• Exercise prompt:
Copy every line of the data in which the word "khushsundar" occurs.
Information supplied below:
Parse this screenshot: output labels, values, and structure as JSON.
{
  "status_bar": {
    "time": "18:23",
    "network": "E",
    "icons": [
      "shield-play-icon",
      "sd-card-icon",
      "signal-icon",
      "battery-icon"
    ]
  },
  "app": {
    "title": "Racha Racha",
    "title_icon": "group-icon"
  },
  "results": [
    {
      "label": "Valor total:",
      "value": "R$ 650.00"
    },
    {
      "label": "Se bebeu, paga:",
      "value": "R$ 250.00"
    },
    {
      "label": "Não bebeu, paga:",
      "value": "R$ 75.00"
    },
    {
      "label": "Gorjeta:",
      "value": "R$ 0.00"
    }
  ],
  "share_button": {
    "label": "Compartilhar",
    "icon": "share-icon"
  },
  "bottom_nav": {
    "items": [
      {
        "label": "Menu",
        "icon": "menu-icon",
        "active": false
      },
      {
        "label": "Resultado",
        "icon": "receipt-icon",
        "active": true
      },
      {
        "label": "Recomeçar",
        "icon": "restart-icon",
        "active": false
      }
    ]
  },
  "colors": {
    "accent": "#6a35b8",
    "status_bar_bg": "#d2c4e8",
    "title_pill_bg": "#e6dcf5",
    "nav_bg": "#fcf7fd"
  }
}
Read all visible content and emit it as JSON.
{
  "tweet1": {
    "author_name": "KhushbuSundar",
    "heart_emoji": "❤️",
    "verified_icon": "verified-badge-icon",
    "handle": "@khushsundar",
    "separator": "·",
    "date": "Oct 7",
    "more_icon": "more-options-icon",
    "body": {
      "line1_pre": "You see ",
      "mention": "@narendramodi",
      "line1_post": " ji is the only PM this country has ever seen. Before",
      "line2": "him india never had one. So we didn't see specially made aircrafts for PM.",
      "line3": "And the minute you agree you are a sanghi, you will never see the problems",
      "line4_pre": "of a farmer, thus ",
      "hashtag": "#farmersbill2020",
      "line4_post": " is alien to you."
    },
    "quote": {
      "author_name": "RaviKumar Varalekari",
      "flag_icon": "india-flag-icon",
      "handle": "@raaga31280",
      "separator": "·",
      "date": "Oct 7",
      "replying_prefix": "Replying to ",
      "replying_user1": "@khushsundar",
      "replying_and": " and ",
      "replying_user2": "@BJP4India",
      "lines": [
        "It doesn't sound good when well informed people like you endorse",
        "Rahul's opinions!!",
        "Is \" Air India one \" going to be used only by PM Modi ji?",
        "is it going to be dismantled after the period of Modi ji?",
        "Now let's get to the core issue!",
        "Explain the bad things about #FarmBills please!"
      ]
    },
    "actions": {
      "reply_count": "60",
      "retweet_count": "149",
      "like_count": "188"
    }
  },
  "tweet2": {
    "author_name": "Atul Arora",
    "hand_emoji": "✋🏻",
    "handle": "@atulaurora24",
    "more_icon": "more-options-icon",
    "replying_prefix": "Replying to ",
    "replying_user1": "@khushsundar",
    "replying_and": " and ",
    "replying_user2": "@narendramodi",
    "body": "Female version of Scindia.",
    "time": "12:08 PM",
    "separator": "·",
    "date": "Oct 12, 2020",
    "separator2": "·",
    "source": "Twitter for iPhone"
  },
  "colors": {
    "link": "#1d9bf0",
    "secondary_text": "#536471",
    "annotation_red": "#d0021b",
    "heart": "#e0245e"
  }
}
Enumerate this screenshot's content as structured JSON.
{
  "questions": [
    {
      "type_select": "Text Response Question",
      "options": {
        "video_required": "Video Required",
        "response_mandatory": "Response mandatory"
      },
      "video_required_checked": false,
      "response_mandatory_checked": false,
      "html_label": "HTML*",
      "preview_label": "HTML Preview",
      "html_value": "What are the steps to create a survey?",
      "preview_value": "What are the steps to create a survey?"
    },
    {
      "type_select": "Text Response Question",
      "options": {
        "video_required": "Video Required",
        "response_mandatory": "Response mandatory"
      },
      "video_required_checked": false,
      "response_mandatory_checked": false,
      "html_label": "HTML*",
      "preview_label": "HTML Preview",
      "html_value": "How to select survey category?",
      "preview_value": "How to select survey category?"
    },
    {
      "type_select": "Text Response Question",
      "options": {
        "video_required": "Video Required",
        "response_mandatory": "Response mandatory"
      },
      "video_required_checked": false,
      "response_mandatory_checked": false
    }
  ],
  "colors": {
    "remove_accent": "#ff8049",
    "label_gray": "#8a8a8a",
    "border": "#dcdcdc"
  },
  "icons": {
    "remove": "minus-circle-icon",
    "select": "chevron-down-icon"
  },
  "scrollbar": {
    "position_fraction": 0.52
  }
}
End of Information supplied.
• Expected answer:
    "handle": "@khushsundar",
      "replying_user1": "@khushsundar",
    "replying_user1": "@khushsundar",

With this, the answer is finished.